Earlier this year, I embarked on making much needed improvements and addition of new features to my 4th year project. After obtaining approval from University, I resolved to rename my project to Koeks.NET – Koeks, because that is my online nickname, and .NET because I am building a social networking system for Android devices. This post briefly touches on enhancements added to the project thus far. It is also important to note that I have written all my code from scratch – I am not reusing any code from my BTech IT (Software Development) project. I do have plans of publishing this project towards the end of 2019. 

Managing Files using Google Cloud Storage

This is probably the most exciting addition to my project. Last year, all files uploaded by users were stored on the VPS server hosting my Web API and database. This year, I have resolved to store all user files on the cloud, using Google’s Cloud Storage API. All files are stored as objects in buckets. Prior to storing the file on my Google Cloud Storage Bucket, an image gallery must be created on the database server, together with an image gallery item record, which stores a reference to the file on Google Cloud Storage. This record also contains additional information about the file such as the size, type, and any tags. 

Retrieving an image from a google cloud storage bucket is simple – to do this, you create a signed URL which has a set expiration time. My signed URL’s are to remain valid for 2 hours. Loading images into ImageView controls are simple, through using an Android Library called Glide

A Google Cloud Storage bucket containing some image files uploaded from the Android app

To generate the signed URL, the server needs to provide details about the object (this is stored in the database), as well as expiration details and server credentials. If everything is valid, a signed URL is generated and returned to the Android App. Only then can an image be retrieved and loaded into ImageView controls.  

The underlined link indicated the signed URL link for an image. This is generated on the Web API after everything checks out

Image Labeling

Where would we be if API’s did not exist? When user’s create new houses (their own social circles), they need to provide basic details to their house, together with a house display picture and some image tags. To provide some level of intelligence to my mobile application, I resolved to using Google’s Cloud Vision API which uses powerful machine learning models in returning labels for an image sent for processing. The logic I used here was to first compress the image on the client side (android app), then send this image to my Web API which then sends the image to Google’s Cloud Vision API using my server credentials (this is a json file, obtainable from Google’s Cloud Platform Console). Communicating to Google’s Cloud Services are a breeze, thanks to their .NET Client Libraries.
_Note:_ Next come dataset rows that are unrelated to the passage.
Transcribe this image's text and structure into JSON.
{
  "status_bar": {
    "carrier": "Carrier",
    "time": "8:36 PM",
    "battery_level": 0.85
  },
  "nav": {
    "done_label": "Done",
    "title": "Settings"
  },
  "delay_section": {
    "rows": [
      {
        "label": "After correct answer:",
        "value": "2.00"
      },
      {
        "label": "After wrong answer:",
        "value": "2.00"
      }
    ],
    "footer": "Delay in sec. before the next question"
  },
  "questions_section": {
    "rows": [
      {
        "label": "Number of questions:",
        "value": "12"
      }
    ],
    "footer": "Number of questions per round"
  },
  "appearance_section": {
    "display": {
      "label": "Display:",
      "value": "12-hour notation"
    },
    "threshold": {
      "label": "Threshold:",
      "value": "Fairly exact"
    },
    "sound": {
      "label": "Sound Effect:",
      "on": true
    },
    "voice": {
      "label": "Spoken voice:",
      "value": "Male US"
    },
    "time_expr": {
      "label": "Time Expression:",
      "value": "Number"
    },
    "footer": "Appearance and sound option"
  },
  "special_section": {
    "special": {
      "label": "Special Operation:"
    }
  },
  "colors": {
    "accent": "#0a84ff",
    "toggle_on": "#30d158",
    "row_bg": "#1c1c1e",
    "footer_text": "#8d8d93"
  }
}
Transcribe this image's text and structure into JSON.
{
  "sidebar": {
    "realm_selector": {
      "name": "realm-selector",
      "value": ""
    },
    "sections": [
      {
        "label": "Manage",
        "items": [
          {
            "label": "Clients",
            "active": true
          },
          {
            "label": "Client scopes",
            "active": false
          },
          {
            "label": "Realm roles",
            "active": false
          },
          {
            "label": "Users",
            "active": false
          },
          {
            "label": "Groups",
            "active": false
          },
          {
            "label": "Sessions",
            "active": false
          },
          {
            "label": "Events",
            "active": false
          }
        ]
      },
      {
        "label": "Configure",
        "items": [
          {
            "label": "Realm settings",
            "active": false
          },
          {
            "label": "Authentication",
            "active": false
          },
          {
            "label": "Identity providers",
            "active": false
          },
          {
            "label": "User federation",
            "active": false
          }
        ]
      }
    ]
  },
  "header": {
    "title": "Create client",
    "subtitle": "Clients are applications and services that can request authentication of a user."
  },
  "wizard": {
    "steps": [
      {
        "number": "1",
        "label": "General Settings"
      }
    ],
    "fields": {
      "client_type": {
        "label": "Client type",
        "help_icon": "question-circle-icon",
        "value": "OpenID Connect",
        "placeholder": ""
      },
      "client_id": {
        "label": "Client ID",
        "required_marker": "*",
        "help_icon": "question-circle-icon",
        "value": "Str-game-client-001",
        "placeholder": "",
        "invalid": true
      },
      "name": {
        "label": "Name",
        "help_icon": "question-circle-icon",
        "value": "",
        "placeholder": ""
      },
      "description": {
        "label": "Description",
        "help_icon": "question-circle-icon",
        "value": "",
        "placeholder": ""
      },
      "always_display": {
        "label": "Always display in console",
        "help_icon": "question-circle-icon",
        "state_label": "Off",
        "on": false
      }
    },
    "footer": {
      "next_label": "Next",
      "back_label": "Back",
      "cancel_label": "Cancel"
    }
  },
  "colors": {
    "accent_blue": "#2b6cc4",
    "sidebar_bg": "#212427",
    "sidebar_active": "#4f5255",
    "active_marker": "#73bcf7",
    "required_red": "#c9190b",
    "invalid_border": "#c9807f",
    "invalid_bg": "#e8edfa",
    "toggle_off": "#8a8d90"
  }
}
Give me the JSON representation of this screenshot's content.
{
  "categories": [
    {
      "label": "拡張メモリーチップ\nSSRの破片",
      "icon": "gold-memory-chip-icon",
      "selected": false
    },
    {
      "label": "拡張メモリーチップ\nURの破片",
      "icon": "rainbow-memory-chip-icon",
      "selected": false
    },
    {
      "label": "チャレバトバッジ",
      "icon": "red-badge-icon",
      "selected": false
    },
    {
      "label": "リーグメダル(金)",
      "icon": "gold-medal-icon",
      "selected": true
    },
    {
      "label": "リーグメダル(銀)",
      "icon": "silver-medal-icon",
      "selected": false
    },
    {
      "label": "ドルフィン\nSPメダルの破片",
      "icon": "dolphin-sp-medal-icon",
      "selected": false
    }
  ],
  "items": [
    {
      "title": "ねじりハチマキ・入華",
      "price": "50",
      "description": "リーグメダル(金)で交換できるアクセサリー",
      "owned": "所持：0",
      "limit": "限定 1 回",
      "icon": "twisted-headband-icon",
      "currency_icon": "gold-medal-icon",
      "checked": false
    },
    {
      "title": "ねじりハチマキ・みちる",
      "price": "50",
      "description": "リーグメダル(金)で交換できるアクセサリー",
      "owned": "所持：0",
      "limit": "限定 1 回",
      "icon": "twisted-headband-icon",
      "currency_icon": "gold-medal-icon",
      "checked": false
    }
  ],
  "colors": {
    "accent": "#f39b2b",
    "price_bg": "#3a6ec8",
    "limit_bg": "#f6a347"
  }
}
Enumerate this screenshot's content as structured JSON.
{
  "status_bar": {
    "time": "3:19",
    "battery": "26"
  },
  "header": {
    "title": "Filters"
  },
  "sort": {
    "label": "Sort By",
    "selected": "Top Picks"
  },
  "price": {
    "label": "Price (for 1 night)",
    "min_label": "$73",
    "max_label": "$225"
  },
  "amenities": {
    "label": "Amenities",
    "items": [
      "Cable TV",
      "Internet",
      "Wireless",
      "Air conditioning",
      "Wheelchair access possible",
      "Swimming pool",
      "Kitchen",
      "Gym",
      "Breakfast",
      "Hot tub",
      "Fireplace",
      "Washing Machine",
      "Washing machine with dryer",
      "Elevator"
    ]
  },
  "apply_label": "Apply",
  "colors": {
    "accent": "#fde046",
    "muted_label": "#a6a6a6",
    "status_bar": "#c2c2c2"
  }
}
Users can add tags to their house, or use the ones returned from Google Cloud Vision analysis. 


Voice Guided Help, using Google’s Text-To-Speech API

I figured it would be nice to get voice-guided help for users trying to create houses on Android tablets. After digging a bit on the web, I found this is possible, using Google’s Text-To-Speech API. Again, this was easy to implement thanks to Google’s .NET client libraries. The process is similar to image tagging – I send text to my Web API which sends this data to Google’s Text To Speech API for synthesizing (after server credentials are validated). I then store the result (mp3 file) on the server, return it to the mobile phone, and delete the mp3 file from the server. Implementing a media player on Android was simple, thanks to Google’s EXO Player library. I do have plans of using this player when I get to creating my news feed. 


Enhanced House Manager on Tablet

The goal here is to build an Android App that looks and feels great for mobile and tablet users. I have started work on building a House Manager, which is a sub-system that allows house administrators to control various aspects to their house. They can add or remove house members/admins, modify details to their house, and view advanced high-level reports of their house. When a house administrator wishes to view details about house(s) they manage, they are shown a menu, together with basic statistics to the selected house they manage. 


Enhanced Help and Support Functionality

To make my Help and Support Functionality as lively as possible, I make use Firebase Cloud Messaging to push updates to any help topic a user might be viewing on their phone. When a user provides their rating for a specific help item, this data is saved to the database and updated on user’s mobile devices only if they are currently viewing help and support. A user’s Firebase token is saved to Koeks.NET database and updated each time a user logs into their account (to ensure their token stays up to date). The video below illustrates how ratings are updated live as a user from another mobile device provides their rating. 


Enhanced About Application

This is just a little extra I thought I should throw in. When users want to view details about the application, they can view the approval letter from the university, together with social media links and credits. Nothing to much to write about this part of the application (it is self explanatory).


ReCaptcha – Preventing Spam Logins

Another extra I thought would be worth implementing. Adding ReCaptcha is easy if you follow documentation provided by Google. My logic here is, for every 6 failed requests, ReCaptcha should kick in, to verify whether the user is real or is a robot (I am not even sure if you can get robots on Android devices – I know with web, spam bots are all over the show). I use my Realm database to keep track of the number of failed attempts. After a user succeeds in logging in, this count is reset to zero. 


This is just the start of a great project. It is a little hard balancing my studies, that fragment of a social life, caffeine addiction and providing help to other students at the computer labs. I have a lot more planned for this project. I still remain confident this project will see its completion towards the end of 2019. At the end of the day, talk is cheap. What does the real talking are your actions.